“When uninformed people say ‘the immigrants are taking away your jobs,’ use reason and facts to explain why they are wrong.”
Immigrants have been an important part of America’s story; the software industry is merely the latest chapter.
I am not an “alien” coming to rob you of your livelihood. I am just a happily married, middle-class woman in her thirties with the same hopes and dreams as you. I am an avid reader. I love to cook. On weekends, I hike in the Pacific Northwest with my husband. I have a great rapport with my coworkers and friends, and I cheer for the Seattle Seahawks. I can’t let a racist administration uproot me from this land of opportunity, this home that I chose.

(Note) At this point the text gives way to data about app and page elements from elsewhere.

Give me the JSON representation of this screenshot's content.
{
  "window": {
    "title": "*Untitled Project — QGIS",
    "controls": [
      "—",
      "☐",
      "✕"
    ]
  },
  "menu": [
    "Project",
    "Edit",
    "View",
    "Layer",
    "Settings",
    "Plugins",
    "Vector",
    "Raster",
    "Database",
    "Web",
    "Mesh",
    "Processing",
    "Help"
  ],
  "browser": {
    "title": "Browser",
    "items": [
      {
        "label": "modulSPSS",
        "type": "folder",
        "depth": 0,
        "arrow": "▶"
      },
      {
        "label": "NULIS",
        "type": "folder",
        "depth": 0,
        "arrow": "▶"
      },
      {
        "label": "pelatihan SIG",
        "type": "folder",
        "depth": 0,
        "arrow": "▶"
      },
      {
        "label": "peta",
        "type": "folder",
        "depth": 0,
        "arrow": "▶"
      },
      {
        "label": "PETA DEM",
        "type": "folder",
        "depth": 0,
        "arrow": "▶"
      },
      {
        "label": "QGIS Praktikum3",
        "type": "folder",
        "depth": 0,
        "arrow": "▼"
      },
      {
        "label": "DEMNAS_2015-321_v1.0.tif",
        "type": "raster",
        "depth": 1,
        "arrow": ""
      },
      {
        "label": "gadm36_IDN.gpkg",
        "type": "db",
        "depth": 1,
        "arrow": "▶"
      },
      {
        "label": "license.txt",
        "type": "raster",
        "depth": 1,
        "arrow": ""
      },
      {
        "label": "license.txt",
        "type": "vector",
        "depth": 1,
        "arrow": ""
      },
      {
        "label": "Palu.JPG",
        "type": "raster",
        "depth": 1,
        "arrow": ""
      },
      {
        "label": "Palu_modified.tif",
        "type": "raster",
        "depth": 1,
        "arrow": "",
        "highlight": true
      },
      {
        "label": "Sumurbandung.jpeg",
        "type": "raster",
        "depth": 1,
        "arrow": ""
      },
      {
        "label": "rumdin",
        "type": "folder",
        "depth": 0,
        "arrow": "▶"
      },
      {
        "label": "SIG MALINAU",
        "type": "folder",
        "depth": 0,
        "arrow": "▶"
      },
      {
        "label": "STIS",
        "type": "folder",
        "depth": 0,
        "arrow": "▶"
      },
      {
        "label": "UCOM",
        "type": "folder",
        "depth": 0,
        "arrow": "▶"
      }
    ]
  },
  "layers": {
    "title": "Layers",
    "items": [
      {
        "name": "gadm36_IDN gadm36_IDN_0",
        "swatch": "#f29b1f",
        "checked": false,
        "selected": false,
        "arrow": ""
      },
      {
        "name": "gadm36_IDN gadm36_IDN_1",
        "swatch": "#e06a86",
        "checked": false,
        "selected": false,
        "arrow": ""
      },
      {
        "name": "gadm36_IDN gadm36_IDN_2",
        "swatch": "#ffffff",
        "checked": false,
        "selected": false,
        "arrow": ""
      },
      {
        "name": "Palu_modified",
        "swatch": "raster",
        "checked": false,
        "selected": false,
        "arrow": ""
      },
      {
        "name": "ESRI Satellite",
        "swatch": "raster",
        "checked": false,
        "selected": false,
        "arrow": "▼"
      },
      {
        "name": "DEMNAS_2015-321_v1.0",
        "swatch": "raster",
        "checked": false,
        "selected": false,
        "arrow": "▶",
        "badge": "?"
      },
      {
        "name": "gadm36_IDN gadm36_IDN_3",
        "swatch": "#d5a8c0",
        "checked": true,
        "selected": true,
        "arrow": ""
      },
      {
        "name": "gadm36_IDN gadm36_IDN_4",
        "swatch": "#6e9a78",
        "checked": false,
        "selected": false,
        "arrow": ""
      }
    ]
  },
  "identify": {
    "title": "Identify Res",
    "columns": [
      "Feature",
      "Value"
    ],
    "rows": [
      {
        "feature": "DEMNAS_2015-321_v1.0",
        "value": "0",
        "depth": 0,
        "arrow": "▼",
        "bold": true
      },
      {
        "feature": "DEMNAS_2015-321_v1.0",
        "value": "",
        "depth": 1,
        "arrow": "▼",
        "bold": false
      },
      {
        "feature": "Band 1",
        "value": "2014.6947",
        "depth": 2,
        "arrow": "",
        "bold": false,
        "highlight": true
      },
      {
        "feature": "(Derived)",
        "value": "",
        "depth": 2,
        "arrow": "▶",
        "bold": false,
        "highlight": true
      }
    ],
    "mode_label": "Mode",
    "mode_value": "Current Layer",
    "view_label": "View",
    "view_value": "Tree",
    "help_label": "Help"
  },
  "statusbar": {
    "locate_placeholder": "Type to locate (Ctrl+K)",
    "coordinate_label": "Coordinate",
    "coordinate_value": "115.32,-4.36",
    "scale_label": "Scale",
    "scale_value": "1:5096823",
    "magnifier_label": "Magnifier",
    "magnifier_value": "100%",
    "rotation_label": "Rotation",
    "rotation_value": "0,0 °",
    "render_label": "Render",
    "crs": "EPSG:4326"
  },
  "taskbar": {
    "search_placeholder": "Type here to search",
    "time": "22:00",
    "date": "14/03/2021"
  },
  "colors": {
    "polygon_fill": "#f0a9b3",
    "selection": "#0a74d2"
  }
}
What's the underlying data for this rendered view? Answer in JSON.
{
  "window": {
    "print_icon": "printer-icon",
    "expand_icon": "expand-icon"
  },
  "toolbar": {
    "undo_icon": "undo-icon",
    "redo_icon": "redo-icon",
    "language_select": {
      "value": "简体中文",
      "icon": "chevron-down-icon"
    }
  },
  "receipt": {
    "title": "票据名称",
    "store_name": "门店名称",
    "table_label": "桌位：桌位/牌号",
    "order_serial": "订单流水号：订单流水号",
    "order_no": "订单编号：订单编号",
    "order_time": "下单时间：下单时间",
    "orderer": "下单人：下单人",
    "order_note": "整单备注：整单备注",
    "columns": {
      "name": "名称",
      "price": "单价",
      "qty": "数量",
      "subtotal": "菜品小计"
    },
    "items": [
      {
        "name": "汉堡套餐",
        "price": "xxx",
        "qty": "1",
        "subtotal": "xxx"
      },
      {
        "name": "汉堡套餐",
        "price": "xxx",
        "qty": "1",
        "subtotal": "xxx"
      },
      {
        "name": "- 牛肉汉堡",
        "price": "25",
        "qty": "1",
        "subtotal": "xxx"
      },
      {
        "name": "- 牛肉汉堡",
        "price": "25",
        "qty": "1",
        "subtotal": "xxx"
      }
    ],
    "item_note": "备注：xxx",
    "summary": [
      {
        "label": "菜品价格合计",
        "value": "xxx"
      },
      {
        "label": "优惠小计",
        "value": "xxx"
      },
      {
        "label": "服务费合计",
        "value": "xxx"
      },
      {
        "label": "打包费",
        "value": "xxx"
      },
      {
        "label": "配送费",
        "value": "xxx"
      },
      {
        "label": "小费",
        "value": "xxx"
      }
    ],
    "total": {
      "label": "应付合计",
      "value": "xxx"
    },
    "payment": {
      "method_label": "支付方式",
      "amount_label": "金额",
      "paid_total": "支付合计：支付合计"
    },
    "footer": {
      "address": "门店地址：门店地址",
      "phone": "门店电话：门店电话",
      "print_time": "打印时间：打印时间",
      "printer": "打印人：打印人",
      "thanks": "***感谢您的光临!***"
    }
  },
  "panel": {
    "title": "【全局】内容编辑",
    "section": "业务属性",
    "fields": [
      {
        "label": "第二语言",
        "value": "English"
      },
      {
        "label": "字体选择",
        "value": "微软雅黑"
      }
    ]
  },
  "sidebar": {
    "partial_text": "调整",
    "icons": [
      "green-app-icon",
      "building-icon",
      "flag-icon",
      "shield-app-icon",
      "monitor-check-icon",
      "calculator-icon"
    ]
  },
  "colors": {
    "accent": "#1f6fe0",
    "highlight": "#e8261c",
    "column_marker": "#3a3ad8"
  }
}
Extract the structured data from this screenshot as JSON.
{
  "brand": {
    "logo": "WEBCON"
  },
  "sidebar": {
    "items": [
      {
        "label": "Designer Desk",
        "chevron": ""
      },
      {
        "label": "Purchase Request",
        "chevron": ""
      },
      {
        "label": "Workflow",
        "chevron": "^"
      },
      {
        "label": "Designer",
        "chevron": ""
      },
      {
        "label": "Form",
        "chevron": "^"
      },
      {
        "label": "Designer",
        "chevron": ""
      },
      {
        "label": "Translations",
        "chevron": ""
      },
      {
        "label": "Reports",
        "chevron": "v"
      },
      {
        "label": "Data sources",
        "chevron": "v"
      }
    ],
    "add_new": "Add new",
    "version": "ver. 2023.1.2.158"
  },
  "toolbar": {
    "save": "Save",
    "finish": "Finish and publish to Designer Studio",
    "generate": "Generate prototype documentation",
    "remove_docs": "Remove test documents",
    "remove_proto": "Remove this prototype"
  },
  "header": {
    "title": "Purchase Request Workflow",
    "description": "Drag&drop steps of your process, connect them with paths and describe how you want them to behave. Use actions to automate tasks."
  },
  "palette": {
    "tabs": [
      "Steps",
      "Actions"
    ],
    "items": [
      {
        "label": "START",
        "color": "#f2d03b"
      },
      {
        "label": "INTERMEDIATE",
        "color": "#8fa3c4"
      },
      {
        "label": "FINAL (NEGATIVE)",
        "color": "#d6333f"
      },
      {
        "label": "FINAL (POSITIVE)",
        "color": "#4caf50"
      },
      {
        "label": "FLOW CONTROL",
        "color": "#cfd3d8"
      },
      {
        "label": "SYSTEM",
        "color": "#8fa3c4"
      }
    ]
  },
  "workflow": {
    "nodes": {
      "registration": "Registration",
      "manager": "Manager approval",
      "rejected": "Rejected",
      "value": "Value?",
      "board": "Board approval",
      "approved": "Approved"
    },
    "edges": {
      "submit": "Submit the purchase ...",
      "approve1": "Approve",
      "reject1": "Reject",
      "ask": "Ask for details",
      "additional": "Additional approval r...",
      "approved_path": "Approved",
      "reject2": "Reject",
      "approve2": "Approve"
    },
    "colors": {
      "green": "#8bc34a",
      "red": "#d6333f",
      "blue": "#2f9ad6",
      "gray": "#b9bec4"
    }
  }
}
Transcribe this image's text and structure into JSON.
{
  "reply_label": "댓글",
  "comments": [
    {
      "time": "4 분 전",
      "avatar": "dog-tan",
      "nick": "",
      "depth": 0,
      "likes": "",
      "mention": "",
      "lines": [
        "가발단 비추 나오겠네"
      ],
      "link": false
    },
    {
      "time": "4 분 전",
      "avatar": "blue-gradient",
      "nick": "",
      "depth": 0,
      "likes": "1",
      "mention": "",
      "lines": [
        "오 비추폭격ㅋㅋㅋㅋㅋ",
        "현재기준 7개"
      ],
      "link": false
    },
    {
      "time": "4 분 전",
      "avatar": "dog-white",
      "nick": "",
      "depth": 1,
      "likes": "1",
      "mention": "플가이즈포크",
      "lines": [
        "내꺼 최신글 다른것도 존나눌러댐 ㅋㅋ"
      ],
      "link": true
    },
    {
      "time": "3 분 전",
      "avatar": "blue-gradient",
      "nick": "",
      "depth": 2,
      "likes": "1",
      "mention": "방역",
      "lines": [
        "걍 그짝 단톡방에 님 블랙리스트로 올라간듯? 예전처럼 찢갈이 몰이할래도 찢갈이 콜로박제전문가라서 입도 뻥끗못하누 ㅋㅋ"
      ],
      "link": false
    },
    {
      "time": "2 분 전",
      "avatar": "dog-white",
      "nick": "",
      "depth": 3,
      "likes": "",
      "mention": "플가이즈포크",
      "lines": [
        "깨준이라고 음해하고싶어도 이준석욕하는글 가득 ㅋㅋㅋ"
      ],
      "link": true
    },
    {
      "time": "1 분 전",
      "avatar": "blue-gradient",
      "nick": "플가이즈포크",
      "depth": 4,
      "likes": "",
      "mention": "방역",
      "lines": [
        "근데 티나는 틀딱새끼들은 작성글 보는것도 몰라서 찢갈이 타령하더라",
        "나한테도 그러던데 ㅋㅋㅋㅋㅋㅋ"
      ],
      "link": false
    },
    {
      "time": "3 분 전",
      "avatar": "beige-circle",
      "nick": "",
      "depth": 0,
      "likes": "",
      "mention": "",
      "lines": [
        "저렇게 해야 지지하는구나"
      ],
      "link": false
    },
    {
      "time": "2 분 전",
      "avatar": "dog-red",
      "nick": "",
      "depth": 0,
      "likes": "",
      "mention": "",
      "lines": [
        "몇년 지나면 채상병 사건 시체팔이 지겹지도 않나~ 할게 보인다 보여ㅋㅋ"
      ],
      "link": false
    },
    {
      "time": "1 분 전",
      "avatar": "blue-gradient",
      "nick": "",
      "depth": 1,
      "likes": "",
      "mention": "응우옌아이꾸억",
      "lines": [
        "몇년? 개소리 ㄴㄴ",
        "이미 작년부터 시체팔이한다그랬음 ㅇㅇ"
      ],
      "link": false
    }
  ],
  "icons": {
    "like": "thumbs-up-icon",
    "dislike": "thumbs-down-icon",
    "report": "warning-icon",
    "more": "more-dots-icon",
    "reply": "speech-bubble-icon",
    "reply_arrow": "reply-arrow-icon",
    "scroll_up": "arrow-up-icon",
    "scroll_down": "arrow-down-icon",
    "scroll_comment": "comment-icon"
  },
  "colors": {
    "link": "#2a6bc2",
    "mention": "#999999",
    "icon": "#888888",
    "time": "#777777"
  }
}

How can you help? When uninformed people say “the immigrants are taking away your jobs,” use reason and facts to explain why they are wrong. Tell people about your immigrant friends and colleagues, people who add value to our society. Talk to your representatives about making changes to our current immigration policies that process green card applications without any country-of-origin bias.
But, most importantly, understand that the current administration’s xenophobic policies are causing immigrants — and, in fact, the whole world — to doubt the sincerity of the American ideals of justice, equality, and opportunity.
I sincerely believe the United States is the land of the free and the home of the brave. Don’t prove me wrong.